Better than Moby Dick?: Yes
These are not Lovecraft's best stories. The early ones particularly show a lot of racist sentiment. Medusa's Coil relies on a racist premise as a key plot point: Marceline is revealed to be black (which is supposed to be the ultimate horror.) I found The Last Test to be interesting enough to hold my attention, though not unpredictable. The Mound is better; the exploration of the subterranean world makes the story worthwhile. My favorite story, by far, is 'Till 'A the Seas'. Also good are The Horror at Martin's Beach and The Loved Dead. The rest are second-rate fare.
- A Note on the Texts, by S. T. Joshi
- Lovecraft's "Revisions", by August Derleth
- The Green Meadow, by Elizabeth Berkeley and Lewis Theobald, Jun. - A meteorite contains a notebook with a message from a man who has passed over to The Green Meadow, "where young men are infinitely old."
- The Crawling Chaos, by by Elizabeth Berkeley and Lewis Theobald, Jun. - A drug-induced vision of the end of the earth. "And when the smoke cleared away, and I sought to look upon the earth, I beheld against the background of cold, humorous stars only the dying sun and the pale mournful planets searching for their sister."
- The Last Test, by Adolphe de Castro - Dr. Alfred Clarendon experiments with a deadly black plague, which is revealed to be not of this world.
- The Electric Executioner, by Adolphe de Castro - A train ride with a madman and an electric chair.

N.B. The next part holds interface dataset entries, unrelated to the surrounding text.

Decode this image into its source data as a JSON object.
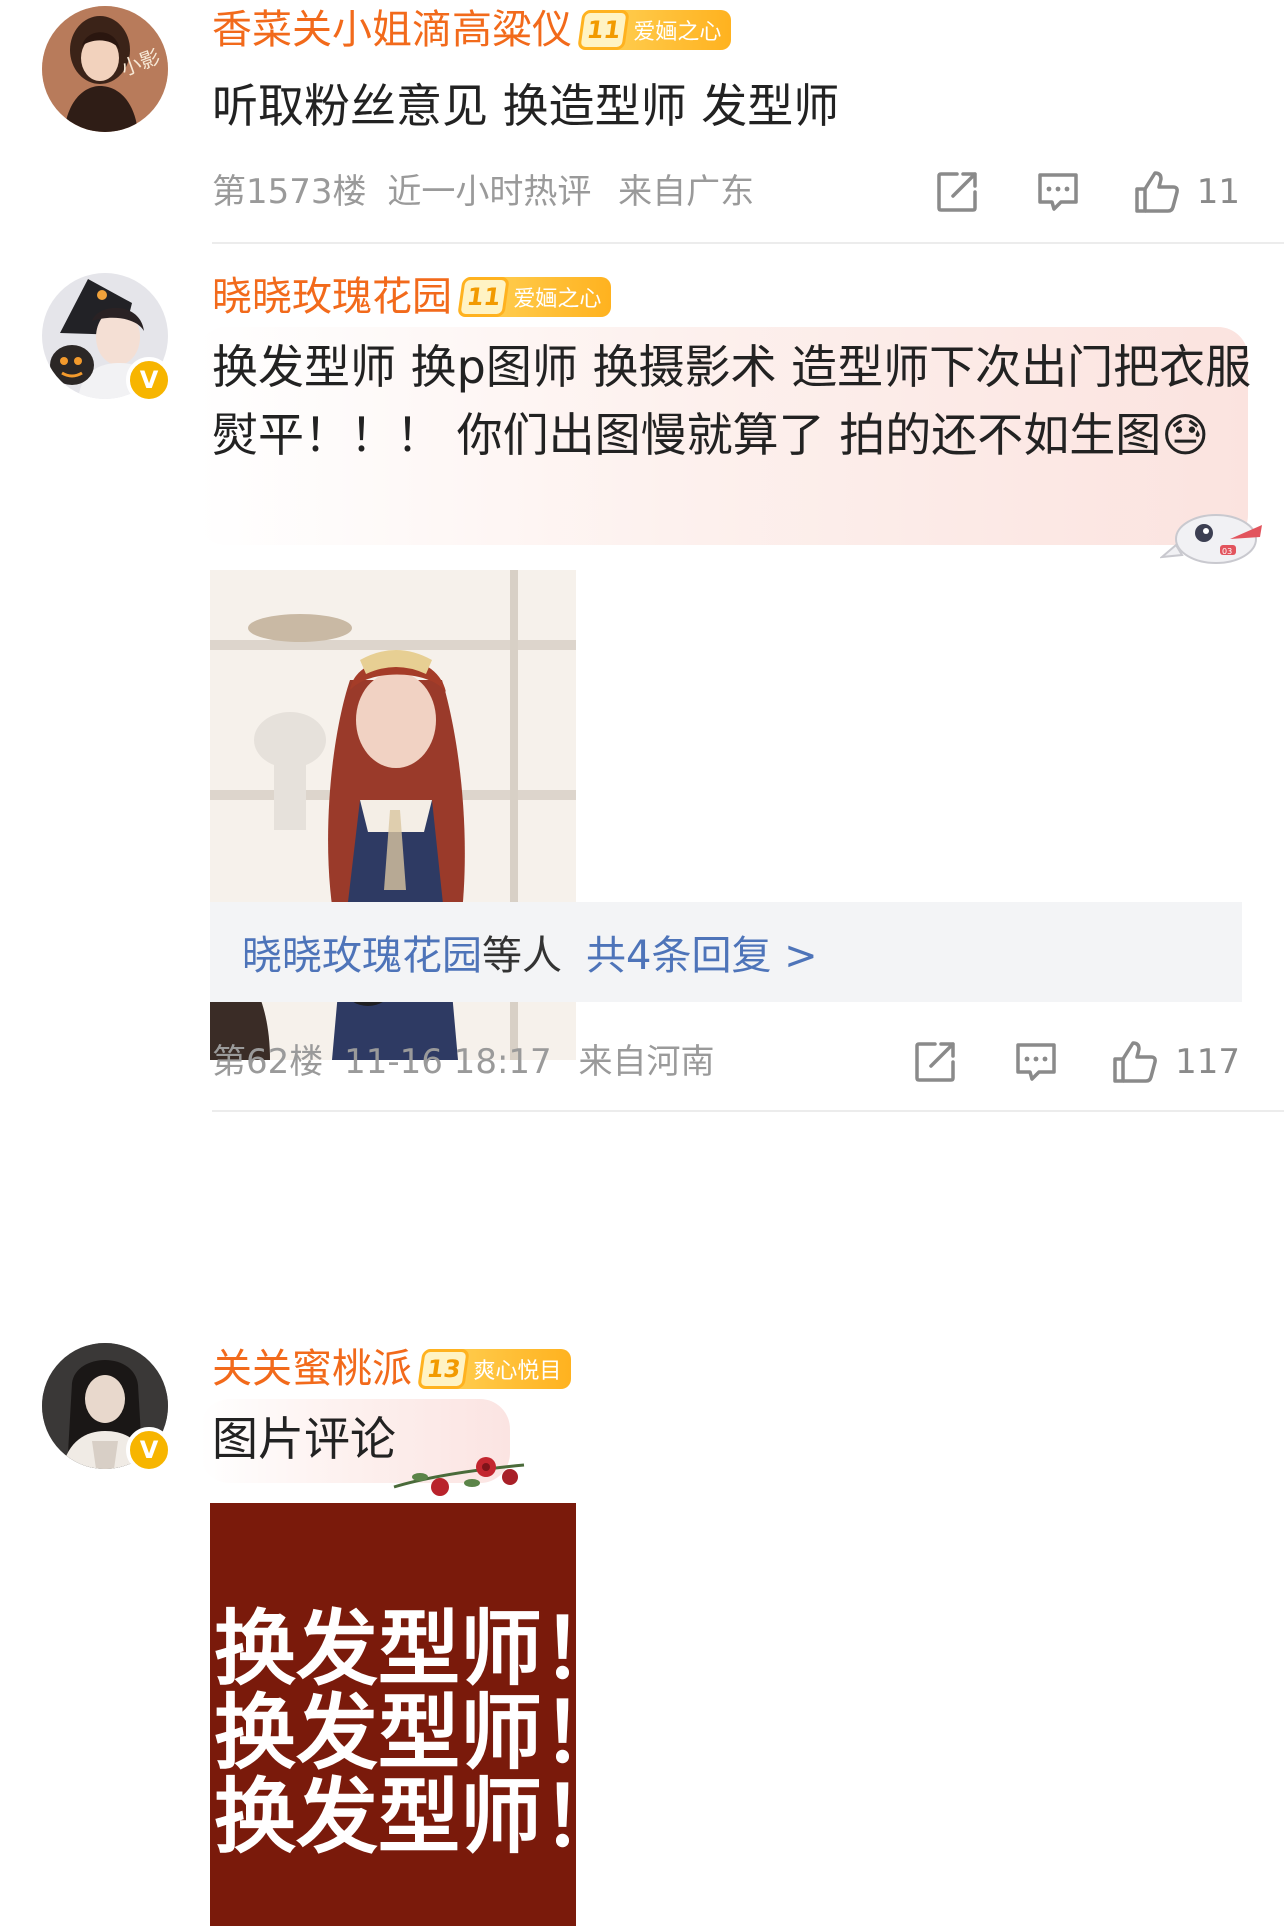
{
  "comments": [
    {
      "username": "香菜关小姐滴高粱仪",
      "fan_level": "11",
      "fan_badge": "爱婳之心",
      "text": "听取粉丝意见 换造型师 发型师",
      "floor": "第1573楼",
      "hot_tag": "近一小时热评",
      "location": "来自广东",
      "likes": "11",
      "avatar_icon": "user-avatar-portrait",
      "verified": false
    },
    {
      "username": "晓晓玫瑰花园",
      "fan_level": "11",
      "fan_badge": "爱婳之心",
      "text": "换发型师 换p图师 换摄影术 造型师下次出门把衣服熨平！！！ 你们出图慢就算了 拍的还不如生图",
      "emoji": "😓",
      "floor": "第62楼",
      "time": "11-16 18:17",
      "location": "来自河南",
      "likes": "117",
      "replies": {
        "user": "晓晓玫瑰花园",
        "etc": "等人",
        "count_text": "共4条回复 >"
      },
      "avatar_icon": "user-avatar-portrait",
      "verified": true,
      "verified_mark": "V"
    },
    {
      "username": "关关蜜桃派",
      "fan_level": "13",
      "fan_badge": "爽心悦目",
      "text": "图片评论",
      "poster_lines": [
        "换发型师！",
        "换发型师！",
        "换发型师！"
      ],
      "avatar_icon": "user-avatar-portrait",
      "verified": true,
      "verified_mark": "V"
    }
  ],
  "icons": {
    "share": "share-icon",
    "comment": "comment-icon",
    "like": "like-icon",
    "verified": "verified-icon"
  },
  "colors": {
    "username": "#f26a1b",
    "meta": "#9a9a9a",
    "reply_link": "#4e74b9",
    "badge_gold": "#ffb21f",
    "poster_bg": "#7a1a0b"
  }
}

- The Curse of Yig, by Zealia Bishop - The snake-god Yig wreaks his vengeance on an Oklahoma family.
- The Mound, by Zealia Bishop - A mound patrolled by a phantasmic Indian guard is a gateway into a vast subterranean world of Tsathoggua worshippers.
- Medusa's Coil, by Zelia Bishop - Marceline, the wife of a young American man, is actually a fantastically ancient evil being.
- The Man of Stone, by Hazel Heald - To get revenge on his cheating wife, a degenerate hillbilly perfects a potion that turns people to stone.
- The Horror in the Museum, by Hazel Heald - Spending the night in a wax museum filled with living horrors.
- Winged Death, by Hazel Heald - Mad scientist murders fellow scientist with a strange African disease spread by fly bites--but those bitten by the flies lose their souls.
- Out of the Aeons, by Hazel Heald - An old statue found in the Pacific Ocean is actually a living man, frozen forever because he looked upon the god Ghatanothoa without carrying the proper protective charms.
- The Horror in the Burying-Ground, by Hazel Heald - Burying people alive.
- The Diary of Alonzo Typer, by William Lumley - Diary of a man whose old family home draws him in and kills him.
- The Horror at Martin's Beach, by Sonia H. Greene - A lurking sea creature engages the villagers in a macabre tug of war.
- Ashes, by C.M. Eddy, Jr. - Mad scientists turns assistant's girlfriend to ashes.
- The Ghost-Eater, by C.M. Eddy, Jr. - A traveller through the forest at night stays with a strange old man/werewolf who tries to eat his soul.
- The Loved Dead, by C.M. Eddy, Jr. - A twisted serial killer gets his only satisfaction from surrounding himself with death.
- Deaf, Dumb, and Blind, by C.M. Eddy, Jr. - A blind deaf-mute records his final moments on a typewriter as some horrible presence draws near.
- Two Black Bottles, by Wilfred Blanch Talman - The undead.
- The Trap, by Henry S. Whitehead - A sorcerer traps a young boy in a mirror.
- The Tree on the Hill, by Duane W. Rimel - A tree on a hill is a glimpse into another world.
- The Disinterment, by Duane W. Rimel - Mad scientist transplants the narrator's head onto a non-human body.
- ‘Till A’ the Seas’, by R. H. Barlow - The extinction of mankind comes at the hands of a merciless, scorching sun.
- The Night Ocean, by R. H. Barlow - A vacationer spies something unhuman in the ancient sea.